The records:

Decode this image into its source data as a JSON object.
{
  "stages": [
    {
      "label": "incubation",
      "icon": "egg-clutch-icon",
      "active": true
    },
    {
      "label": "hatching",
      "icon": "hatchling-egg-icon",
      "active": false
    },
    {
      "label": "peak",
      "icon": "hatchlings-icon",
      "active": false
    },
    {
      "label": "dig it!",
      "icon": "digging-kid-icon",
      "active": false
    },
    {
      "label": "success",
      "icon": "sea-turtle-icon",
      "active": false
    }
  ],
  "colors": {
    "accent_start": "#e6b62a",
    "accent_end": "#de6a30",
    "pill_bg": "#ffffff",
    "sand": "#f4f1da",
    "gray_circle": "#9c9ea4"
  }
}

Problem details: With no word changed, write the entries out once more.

Answer to this task:
Decode this image into its source data as a JSON object.
{
  "stages": [
    {
      "label": "incubation",
      "icon": "egg-clutch-icon",
      "active": true
    },
    {
      "label": "hatching",
      "icon": "hatchling-egg-icon",
      "active": false
    },
    {
      "label": "peak",
      "icon": "hatchlings-icon",
      "active": false
    },
    {
      "label": "dig it!",
      "icon": "digging-kid-icon",
      "active": false
    },
    {
      "label": "success",
      "icon": "sea-turtle-icon",
      "active": false
    }
  ],
  "colors": {
    "accent_start": "#e6b62a",
    "accent_end": "#de6a30",
    "pill_bg": "#ffffff",
    "sand": "#f4f1da",
    "gray_circle": "#9c9ea4"
  }
}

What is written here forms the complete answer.